When it came time to report the damage to the officials of the city, he began by saying, “You see the trouble we are in” (Nehemiah 2:17). He reported that the city was in ruins, and the protecting city wall had been rendered useless.
But then he made a statement that energized the troubled citizens: “I also told them about the gracious hand of my God on me.” Immediately, the people replied, “Let us start rebuilding” (v. 18).
And they did.
With faith in God and all-out effort, despite enemy opposition and a seemingly impossible task, the people of Jerusalem—under Nehemiah’s leadership—rebuilt the wall in just fifty-two days (6:15).
As you consider your circumstances, is there something that looks difficult but that you know God wants you to do? A sin you can’t seem to get rid of? A relationship rift that’s not God-honoring? A task for Him that looks too hard?
Ask God for guidance (2:4-5), analyze the problem (vv. 11-15), and recognize His involvement (v. 18). Then start rebuilding.
By Dave Branon
REFLECT & PRAY
God, I need Your help. I can’t fix these problems alone. Help me to understand the situation, and then to seek Your help and guidance in resolving the challenges before me.
What are a couple of “destroyed wall” situations that are troubling you? How will prayerfully asking for God’s help and guidance help you start the rebuilding process?

SCRIPTURE INSIGHT

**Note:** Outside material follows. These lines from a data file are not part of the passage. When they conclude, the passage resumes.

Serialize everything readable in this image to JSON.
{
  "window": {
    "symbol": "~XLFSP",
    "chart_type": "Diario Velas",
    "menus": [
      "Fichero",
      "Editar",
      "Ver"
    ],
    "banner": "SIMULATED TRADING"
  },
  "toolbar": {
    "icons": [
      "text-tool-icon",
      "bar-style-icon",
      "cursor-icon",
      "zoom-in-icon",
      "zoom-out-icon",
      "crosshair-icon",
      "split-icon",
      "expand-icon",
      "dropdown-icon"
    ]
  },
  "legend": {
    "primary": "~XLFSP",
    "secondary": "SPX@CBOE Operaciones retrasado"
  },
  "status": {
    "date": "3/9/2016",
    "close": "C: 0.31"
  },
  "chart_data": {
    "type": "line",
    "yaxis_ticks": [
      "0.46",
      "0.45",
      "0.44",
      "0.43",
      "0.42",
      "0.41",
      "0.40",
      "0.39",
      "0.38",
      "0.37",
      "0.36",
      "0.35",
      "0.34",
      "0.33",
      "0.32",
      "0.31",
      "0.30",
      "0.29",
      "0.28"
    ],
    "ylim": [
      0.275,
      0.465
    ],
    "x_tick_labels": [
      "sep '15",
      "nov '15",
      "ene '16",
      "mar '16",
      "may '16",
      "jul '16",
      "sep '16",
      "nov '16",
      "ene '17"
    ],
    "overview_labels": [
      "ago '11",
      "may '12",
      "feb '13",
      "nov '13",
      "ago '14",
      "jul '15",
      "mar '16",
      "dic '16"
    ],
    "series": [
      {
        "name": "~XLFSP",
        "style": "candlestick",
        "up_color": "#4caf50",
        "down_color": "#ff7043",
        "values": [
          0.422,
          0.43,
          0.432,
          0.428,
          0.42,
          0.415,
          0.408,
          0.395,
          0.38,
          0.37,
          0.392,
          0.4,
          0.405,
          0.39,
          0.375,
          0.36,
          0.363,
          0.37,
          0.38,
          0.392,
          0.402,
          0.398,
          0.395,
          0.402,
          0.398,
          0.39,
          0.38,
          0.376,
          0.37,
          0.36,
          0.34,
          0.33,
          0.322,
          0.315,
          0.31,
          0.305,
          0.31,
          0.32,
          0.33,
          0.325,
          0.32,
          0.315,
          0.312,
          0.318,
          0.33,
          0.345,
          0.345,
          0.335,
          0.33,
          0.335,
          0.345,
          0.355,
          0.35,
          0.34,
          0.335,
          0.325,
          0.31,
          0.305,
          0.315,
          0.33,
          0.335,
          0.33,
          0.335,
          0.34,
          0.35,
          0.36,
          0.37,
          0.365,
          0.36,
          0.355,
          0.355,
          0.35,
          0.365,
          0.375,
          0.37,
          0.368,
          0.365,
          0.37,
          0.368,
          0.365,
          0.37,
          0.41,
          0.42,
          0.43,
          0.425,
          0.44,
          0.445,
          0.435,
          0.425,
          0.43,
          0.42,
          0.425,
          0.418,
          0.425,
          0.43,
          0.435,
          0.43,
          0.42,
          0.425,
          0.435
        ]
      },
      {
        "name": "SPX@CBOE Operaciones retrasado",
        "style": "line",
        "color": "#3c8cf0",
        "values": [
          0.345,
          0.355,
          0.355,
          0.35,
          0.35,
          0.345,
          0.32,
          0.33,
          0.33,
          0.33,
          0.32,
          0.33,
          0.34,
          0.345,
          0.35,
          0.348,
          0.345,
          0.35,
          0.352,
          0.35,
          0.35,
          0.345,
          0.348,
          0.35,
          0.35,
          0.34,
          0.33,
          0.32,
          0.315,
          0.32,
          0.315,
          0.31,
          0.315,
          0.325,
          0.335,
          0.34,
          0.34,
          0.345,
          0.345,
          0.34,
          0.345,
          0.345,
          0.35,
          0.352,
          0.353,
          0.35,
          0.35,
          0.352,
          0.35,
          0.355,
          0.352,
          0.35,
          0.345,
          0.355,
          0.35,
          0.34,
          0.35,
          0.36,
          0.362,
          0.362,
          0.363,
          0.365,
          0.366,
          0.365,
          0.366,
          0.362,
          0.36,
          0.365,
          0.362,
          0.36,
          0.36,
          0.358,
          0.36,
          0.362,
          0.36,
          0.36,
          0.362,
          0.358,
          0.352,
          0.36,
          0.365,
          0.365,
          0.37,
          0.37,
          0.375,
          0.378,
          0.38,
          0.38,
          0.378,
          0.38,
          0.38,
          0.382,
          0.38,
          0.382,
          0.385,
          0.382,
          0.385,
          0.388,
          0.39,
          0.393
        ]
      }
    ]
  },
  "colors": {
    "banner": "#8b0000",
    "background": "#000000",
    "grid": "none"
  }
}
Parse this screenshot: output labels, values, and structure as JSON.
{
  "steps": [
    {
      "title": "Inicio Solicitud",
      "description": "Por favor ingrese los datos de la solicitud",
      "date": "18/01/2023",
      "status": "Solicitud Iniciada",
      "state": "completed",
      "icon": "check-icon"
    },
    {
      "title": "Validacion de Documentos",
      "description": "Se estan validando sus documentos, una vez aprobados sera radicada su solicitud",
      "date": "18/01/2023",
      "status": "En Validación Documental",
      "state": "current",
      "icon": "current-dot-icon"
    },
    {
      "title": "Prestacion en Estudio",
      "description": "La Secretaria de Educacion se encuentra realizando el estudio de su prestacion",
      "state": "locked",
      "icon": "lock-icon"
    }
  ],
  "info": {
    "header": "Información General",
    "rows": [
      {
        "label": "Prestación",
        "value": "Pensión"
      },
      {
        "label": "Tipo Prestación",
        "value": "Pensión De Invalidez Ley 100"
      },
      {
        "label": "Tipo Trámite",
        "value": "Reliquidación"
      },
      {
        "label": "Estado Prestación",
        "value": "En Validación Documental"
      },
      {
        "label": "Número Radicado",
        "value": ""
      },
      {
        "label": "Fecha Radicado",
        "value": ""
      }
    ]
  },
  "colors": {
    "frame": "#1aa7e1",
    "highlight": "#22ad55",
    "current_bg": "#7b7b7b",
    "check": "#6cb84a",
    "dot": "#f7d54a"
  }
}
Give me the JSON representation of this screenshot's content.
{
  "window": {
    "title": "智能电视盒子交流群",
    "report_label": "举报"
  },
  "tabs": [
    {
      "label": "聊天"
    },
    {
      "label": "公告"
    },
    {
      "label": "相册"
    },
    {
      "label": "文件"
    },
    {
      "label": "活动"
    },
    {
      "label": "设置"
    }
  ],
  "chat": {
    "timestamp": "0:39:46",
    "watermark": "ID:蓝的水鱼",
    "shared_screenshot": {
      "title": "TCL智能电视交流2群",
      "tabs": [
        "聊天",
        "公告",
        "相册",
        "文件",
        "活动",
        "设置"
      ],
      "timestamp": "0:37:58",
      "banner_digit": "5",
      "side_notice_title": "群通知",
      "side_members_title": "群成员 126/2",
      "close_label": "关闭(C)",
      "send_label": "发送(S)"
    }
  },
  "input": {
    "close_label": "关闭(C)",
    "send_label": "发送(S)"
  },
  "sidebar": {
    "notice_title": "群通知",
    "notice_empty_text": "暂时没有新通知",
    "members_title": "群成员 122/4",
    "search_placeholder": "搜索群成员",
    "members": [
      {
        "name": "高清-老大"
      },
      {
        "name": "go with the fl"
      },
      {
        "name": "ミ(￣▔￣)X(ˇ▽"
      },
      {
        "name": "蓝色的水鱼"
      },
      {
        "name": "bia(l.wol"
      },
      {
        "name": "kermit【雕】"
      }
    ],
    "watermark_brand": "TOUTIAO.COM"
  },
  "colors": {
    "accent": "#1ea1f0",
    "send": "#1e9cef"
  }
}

Unlike most of the Old Testament, the book of Nehemiah isn’t told by a narrator. This becomes clear when Nehemiah says, “I was cupbearer to the king” (1:11)—a statement that not only reveals the autobiographical nature of the book but gives us a glimpse into his life. Nehemiah was a Jew in captivity in Babylon and was cupbearer to the king. In that role, he would have been highly trusted, since poisoning was a primary means of assassination in the ancient world. Bill Crowder